But that begs the question - forget the shaky rationale behind the assumption that 'being Chinese' is somehow different from being anything else. It's wrong, but that's not the point. The point is, when you apply it to Taiwan, you are begging the question. You are assuming from the outset that Taiwan is Chinese, and therefore all of these assumptions and suppositions you have about 'being Chinese' therefore must apply to Taiwan, and therefore one cannot argue that Taiwan is not Chinese, because of 'what it means to be Chinese', but you are the one who decided Taiwan was Chinese in the first place.

In this scenario, you are still deciding someone else's identity for them so that you can push your assumptions about that identity on them.

The reasoning is so circular, it literally hurts my head.

Why so many Westerners, in particular, buy this line of reasoning is beyond me, but I think it stems from a well-meaning, but in this particular case misguided, desire to seem respectful of other cultures. When of course it just means agreeing with Chinese political propaganda and not being respectful at all of Taiwanese culture and identity. When it comes from people who do identify as Chinese, it reeks of trying to force an identity on another group, just because you want them to be a certain way - without caring whether or not they agree. This may be well-meaning (I know a wonderful Chinese person who had to be convinced, after many conversations, that nobody but the Taiwanese can decide what the Taiwanese are) or it may be politically motivated - the only real difference is that the former group can often be convinced.

Or, in a sentence: if Taiwanese decide they are not Chinese - and generally, most identify as Taiwanese - then "what it means to be Chinese" is not relevant to Taiwan,  because Taiwan isn't Chinese.

Even if Taiwanese decide they are Chinese, they still get to define what that means to them. No outside entity can force their own definitions on Taiwan. 


Anonymous said...

"In modern liberal thought, it is taken as a given that people can choose to identify how they like..."

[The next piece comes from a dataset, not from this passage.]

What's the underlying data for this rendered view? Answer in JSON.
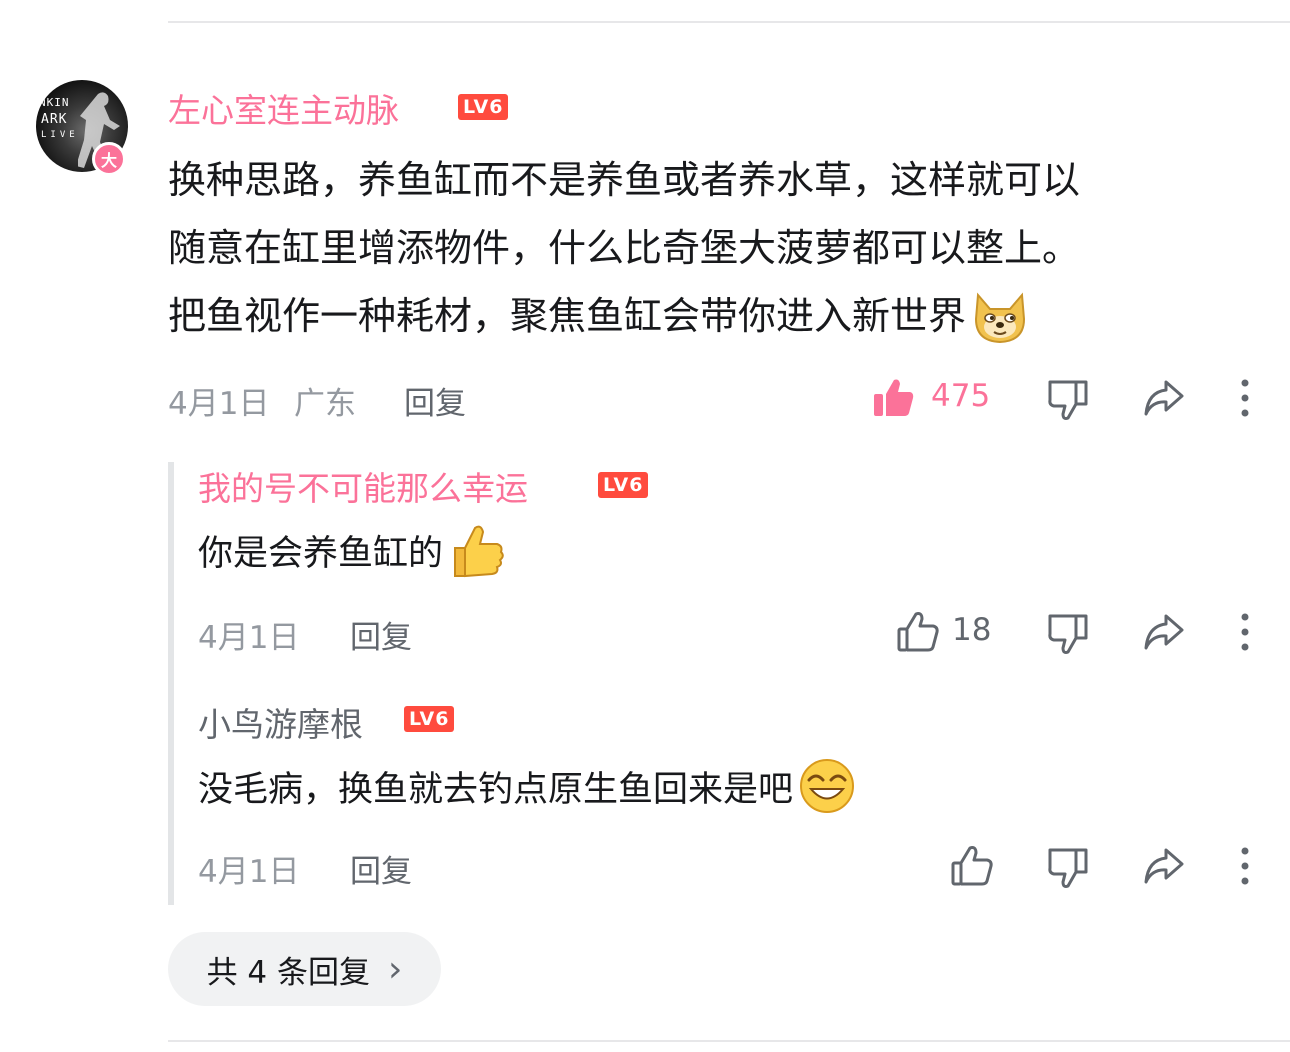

You do realize that some people identify as space aliens, or My Little Pony characters? Of course we have to distinguish between one's right to self-identify as whatever, and one's right to have this identity accepted by others. The right to self-identify also entails the right to exclude others, so if I say that I am an Eskimo, Eskimos should have the right to laugh at me.

Are there any "bad" identities that can be legitimately banned? For instance, suppose someone identifies as a member of the Aryan Race. In time, we may come to consider a "Chinese" identity equally toxic.

Jenna Lynn Cody said...

Well, no - frankly, I'm not talking about individuals who want to be space aliens or pretend they are Eskimo when they aren't (or white guys pretending to be indigenous Taiwanese when they aren't...), I'm talking about a collective majority decision among Taiwanese that their identity is primarily Taiwanese. It's well over the safe side of this line, Taiwan deciding that it is not Chinese (or at least not primarily Chinese), with a few hold-outs who are honestly so far removed from the zeitgeist that they aren't really key to the conversation.

I don't think anyone can reasonably argue that Westerners have the "right" to deny Taiwan its identity. When it comes to individuals we retain the right to take someone's identity seriously or not (I don't even think it's a matter of accepting or rejecting - it's all about social consequences. A white lady can run around insisting she is Black and while she can't beheld criminally accountable for that, she has earned the social consequence of the Black community not taking her seriously. This is about right, as consequences go.) But come on, we can't do that for an entire island nation.

I can't get on board with banning an identity - it's a step to far, akin to banning a book, even a horrible book. Natural social consequences are enough.